Several weeks back, I left Facebook. It had just become too much; I was constantly being fed bad news, day after day, and was witness to (and sometimes participated in) outrage. Usually the outrage was political, but sometimes it was over the most mundane things. I realized that this had made Facebook a place where it was no longer enjoyable to be. I did not Facebook to tell me the country is a frightening place, and I didn’t need it adding to my anxiety.
So, I left. I deactivated my account and took a social media break. I still have other social media accounts, such as Twitter and Instagram, but there’s rarely as much drama on those…or so I thought. My first week on Twitter, I was witness to this.
That’s S. E. Hinton, author of The Outsiders, disparaging graphic novels, and, oh boy, it was an eruption. Every librarian, book fan, and comics professional I follow on Twitter was reposting the tweet with a comment plus commenting on the initial thread. It was shared thousands of times and within minutes articles like this appeared. I’m telling you, it felt like an explosion. Within hours, Hinton had apologized.

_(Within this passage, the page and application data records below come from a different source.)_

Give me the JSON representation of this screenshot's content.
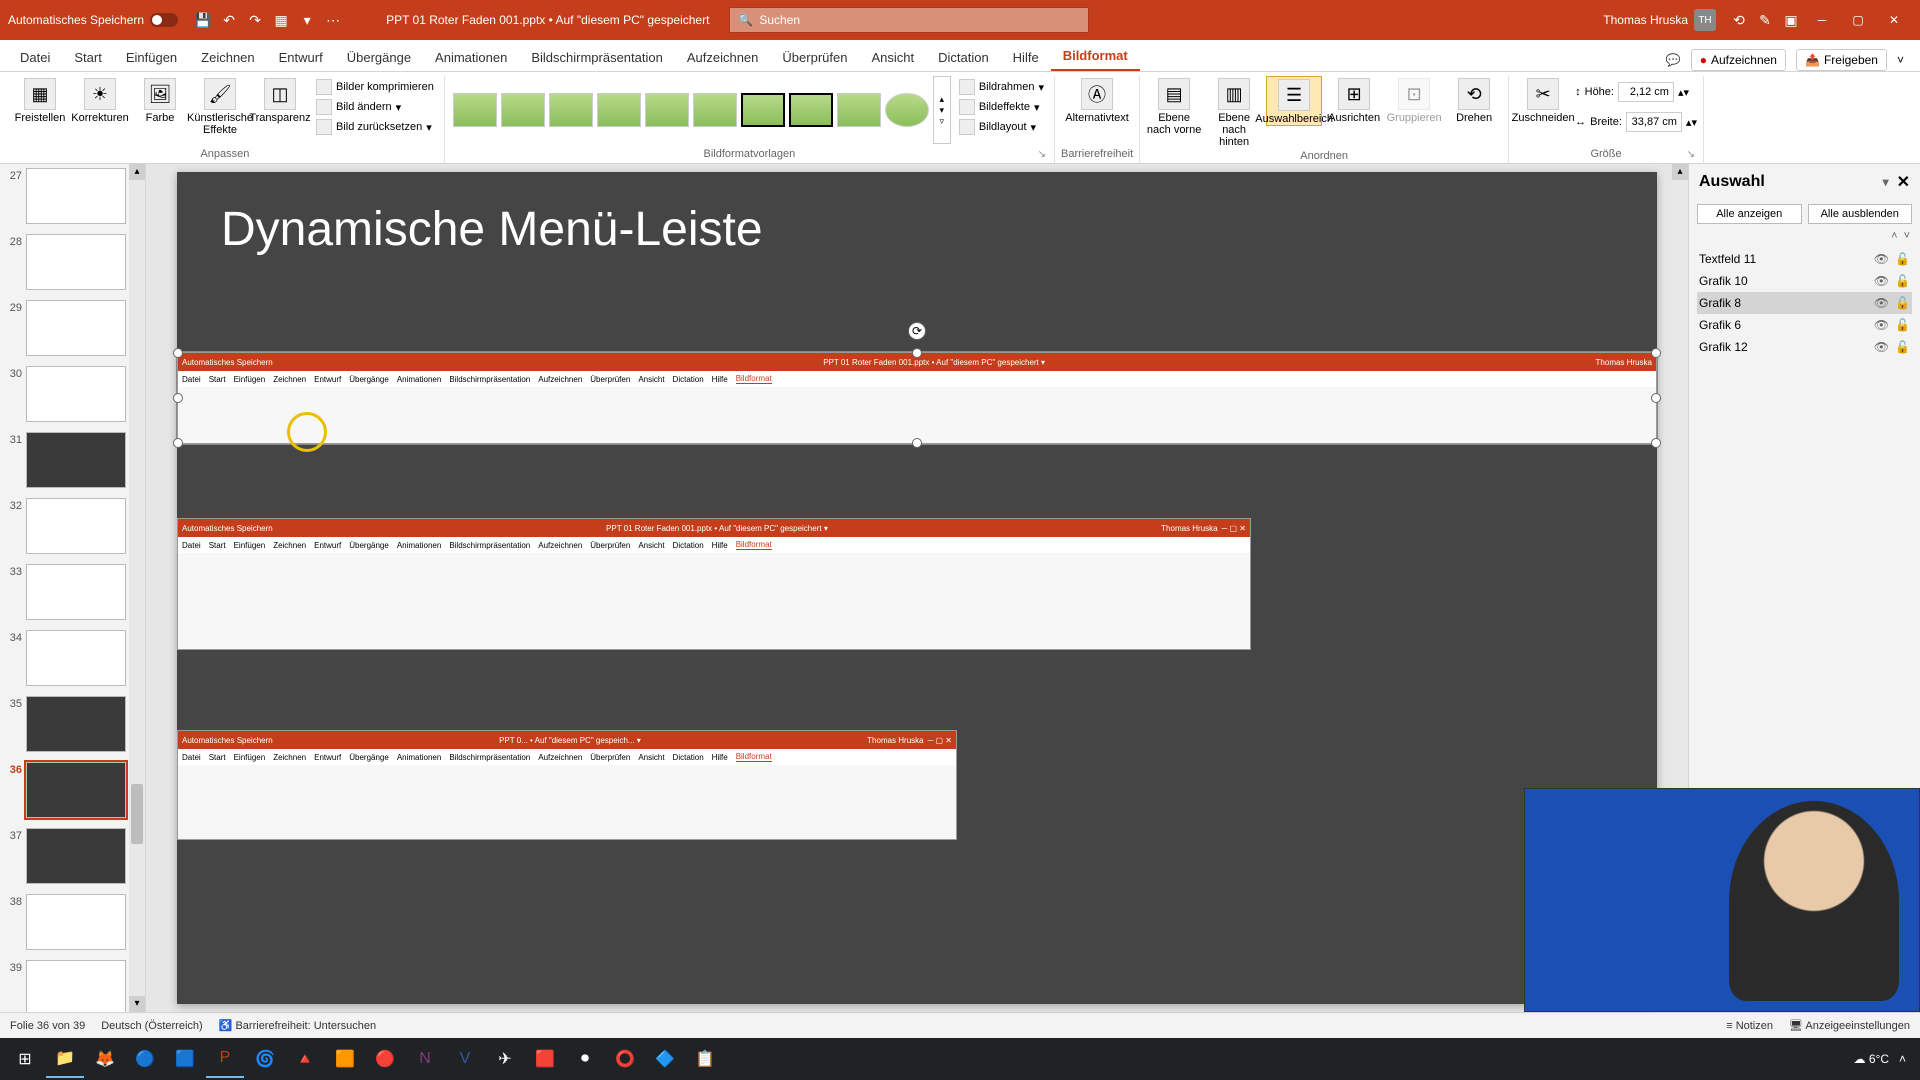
{
  "titlebar": {
    "autosave": "Automatisches Speichern",
    "doc_title": "PPT 01 Roter Faden 001.pptx • Auf \"diesem PC\" gespeichert",
    "search_placeholder": "Suchen",
    "user_name": "Thomas Hruska",
    "user_initials": "TH"
  },
  "tabs": {
    "datei": "Datei",
    "start": "Start",
    "einfuegen": "Einfügen",
    "zeichnen": "Zeichnen",
    "entwurf": "Entwurf",
    "uebergaenge": "Übergänge",
    "animationen": "Animationen",
    "bildschirm": "Bildschirmpräsentation",
    "aufzeichnen": "Aufzeichnen",
    "ueberpruefen": "Überprüfen",
    "ansicht": "Ansicht",
    "dictation": "Dictation",
    "hilfe": "Hilfe",
    "bildformat": "Bildformat",
    "record": "Aufzeichnen",
    "share": "Freigeben"
  },
  "ribbon": {
    "freistellen": "Freistellen",
    "korrekturen": "Korrekturen",
    "farbe": "Farbe",
    "kuenstlerische": "Künstlerische Effekte",
    "transparenz": "Transparenz",
    "komprimieren": "Bilder komprimieren",
    "aendern": "Bild ändern",
    "zuruecksetzen": "Bild zurücksetzen",
    "anpassen": "Anpassen",
    "bildrahmen": "Bildrahmen",
    "bildeffekte": "Bildeffekte",
    "bildlayout": "Bildlayout",
    "vorlagen": "Bildformatvorlagen",
    "alternativtext": "Alternativtext",
    "barrierefreiheit": "Barrierefreiheit",
    "ebene_vorne": "Ebene nach vorne",
    "ebene_hinten": "Ebene nach hinten",
    "auswahlbereich": "Auswahlbereich",
    "ausrichten": "Ausrichten",
    "gruppieren": "Gruppieren",
    "drehen": "Drehen",
    "anordnen": "Anordnen",
    "zuschneiden": "Zuschneiden",
    "hoehe": "Höhe:",
    "hoehe_val": "2,12 cm",
    "breite": "Breite:",
    "breite_val": "33,87 cm",
    "groesse": "Größe"
  },
  "slide": {
    "title": "Dynamische Menü-Leiste"
  },
  "selection": {
    "title": "Auswahl",
    "show_all": "Alle anzeigen",
    "hide_all": "Alle ausblenden",
    "items": [
      {
        "name": "Textfeld 11"
      },
      {
        "name": "Grafik 10"
      },
      {
        "name": "Grafik 8"
      },
      {
        "name": "Grafik 6"
      },
      {
        "name": "Grafik 12"
      }
    ]
  },
  "thumbs": [
    {
      "num": "27"
    },
    {
      "num": "28"
    },
    {
      "num": "29"
    },
    {
      "num": "30"
    },
    {
      "num": "31"
    },
    {
      "num": "32"
    },
    {
      "num": "33"
    },
    {
      "num": "34"
    },
    {
      "num": "35"
    },
    {
      "num": "36"
    },
    {
      "num": "37"
    },
    {
      "num": "38"
    },
    {
      "num": "39"
    }
  ],
  "status": {
    "slide": "Folie 36 von 39",
    "lang": "Deutsch (Österreich)",
    "access": "Barrierefreiheit: Untersuchen",
    "notizen": "Notizen",
    "anzeige": "Anzeigeeinstellungen"
  },
  "taskbar": {
    "temp": "6°C"
  }
}
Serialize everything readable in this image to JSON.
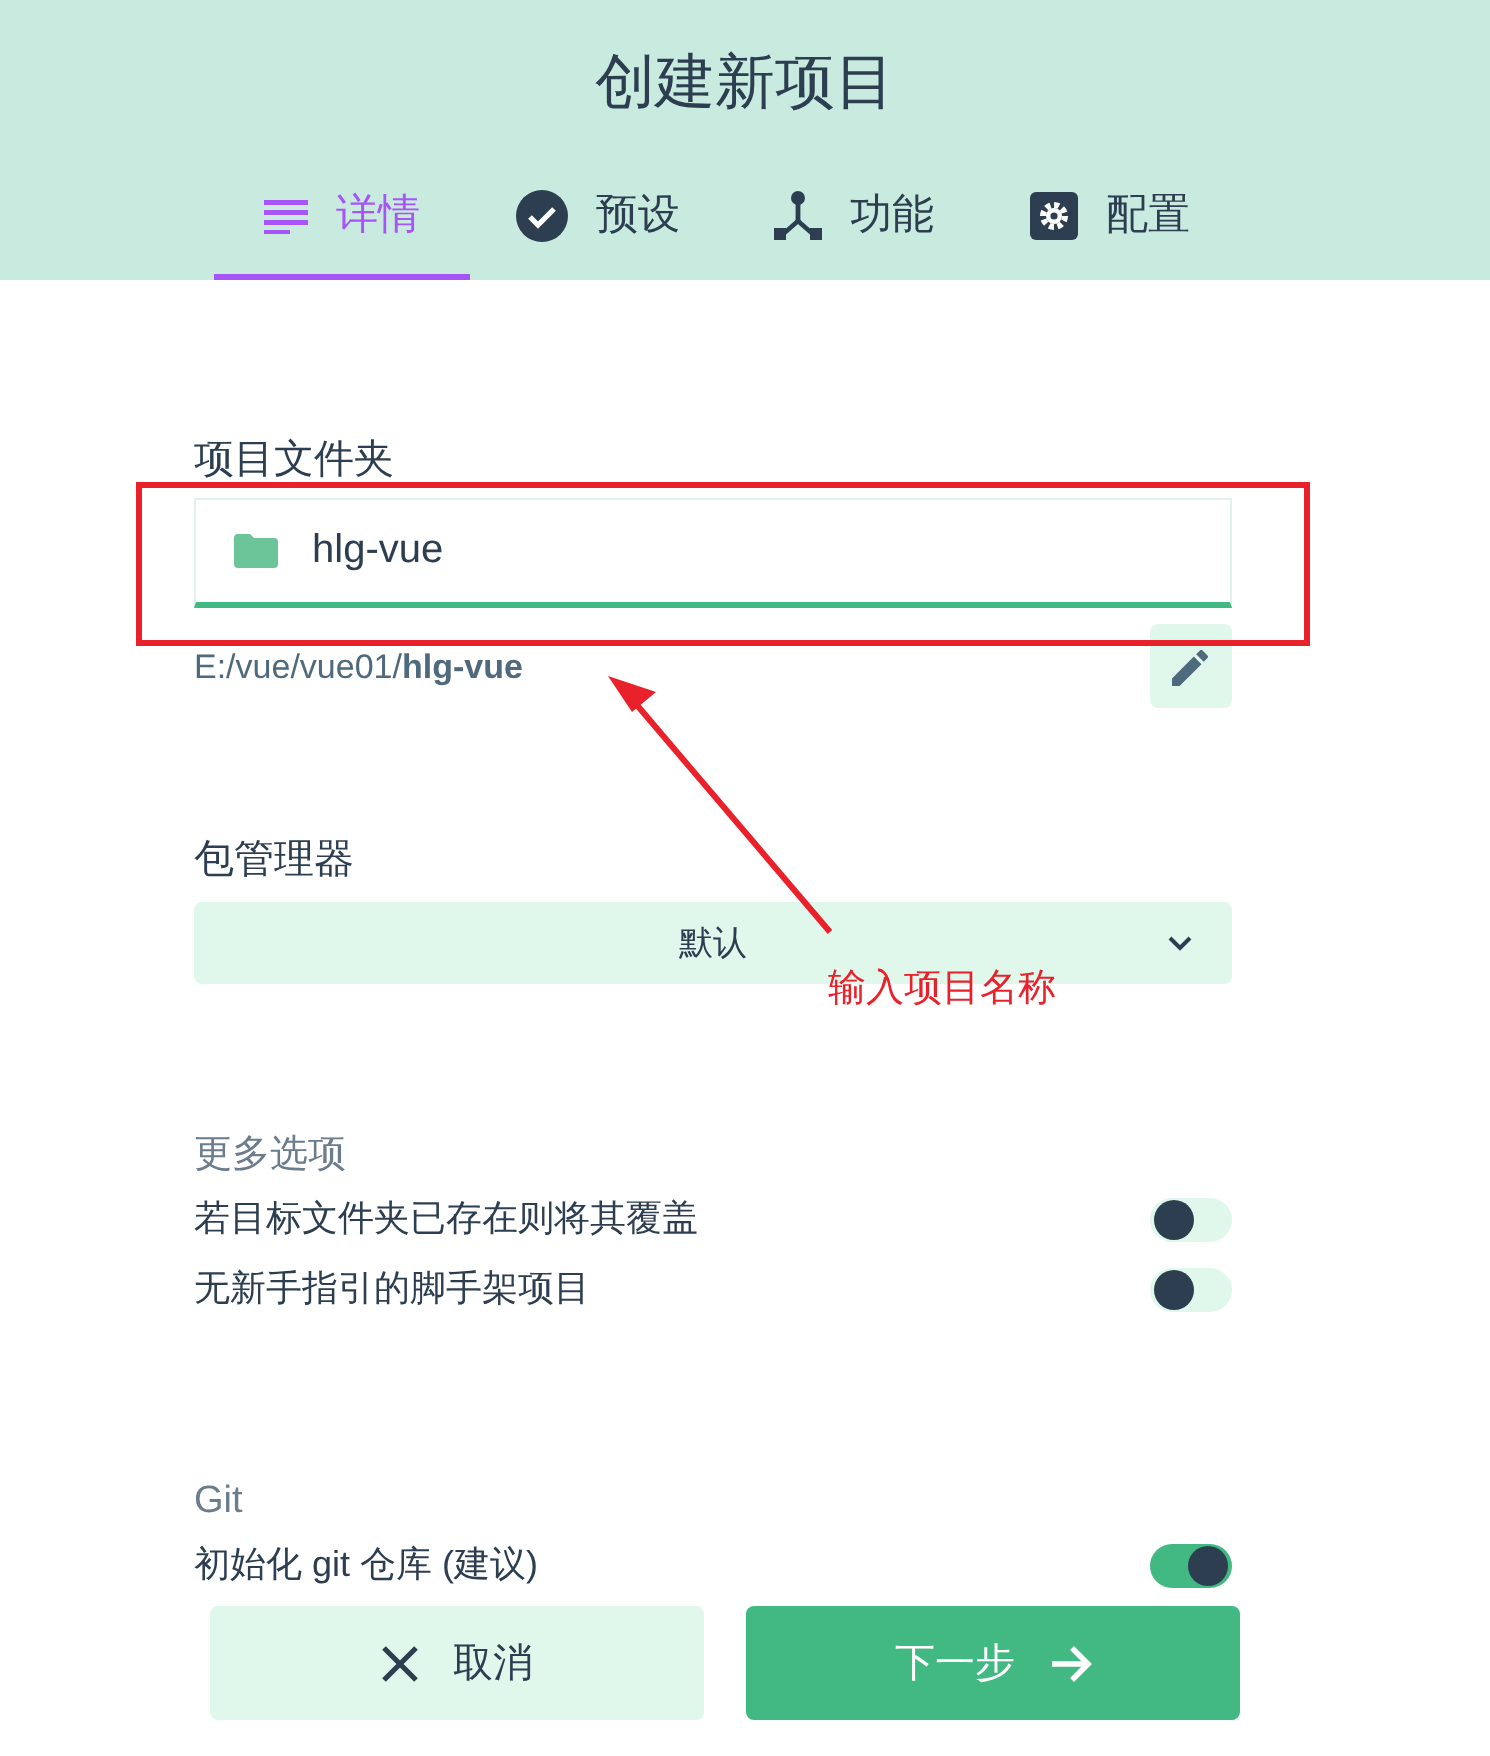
{
  "title": "创建新项目",
  "tabs": [
    {
      "label": "详情",
      "kind": "details",
      "selected": true
    },
    {
      "label": "预设",
      "kind": "check",
      "selected": false
    },
    {
      "label": "功能",
      "kind": "fork",
      "selected": false
    },
    {
      "label": "配置",
      "kind": "gear",
      "selected": false
    }
  ],
  "folder": {
    "label": "项目文件夹",
    "value": "hlg-vue",
    "path": "E:/vue/vue01/**hlg-vue**"
  },
  "package_manager": {
    "label": "包管理器",
    "value": "默认"
  },
  "more_options": {
    "label": "更多选项",
    "items": [
      {
        "label": "若目标文件夹已存在则将其覆盖",
        "on": false
      },
      {
        "label": "无新手指引的脚手架项目",
        "on": false
      }
    ]
  },
  "git": {
    "label": "Git",
    "items": [
      {
        "label": "初始化 git 仓库 (建议)",
        "on": true
      }
    ]
  },
  "buttons": [
    {
      "label": "取消",
      "kind": "cancel"
    },
    {
      "label": "下一步",
      "kind": "next"
    }
  ],
  "annotation": {
    "text": "输入项目名称"
  }
}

And yet, despite her swift apology and her obvious willingness to listen and accept new information, Twitter was still coming for Hinton. Even today, I’ve seen calls to HASHTAG CANCEL SE HINTON LIKE OMG. Thus seems to be the inescapable blight of social media; a transgression spreads at the speed of light, but not an apology. Hinton was wrong, of course, comics is a perfectly valid medium and reading comics is perfectly valid reading. I wrote an entire a book about this topic. But cancelling S. E. Hinton with calls to start boycotting her books is, in my opinion, an incredible overreaction. There’s so much in the current world to be outraged about, why add to it?
Looks like I may be ditching Twitter, too, and just sticking to the harmless (and focused) social media platforms of Goodreads and Litsy.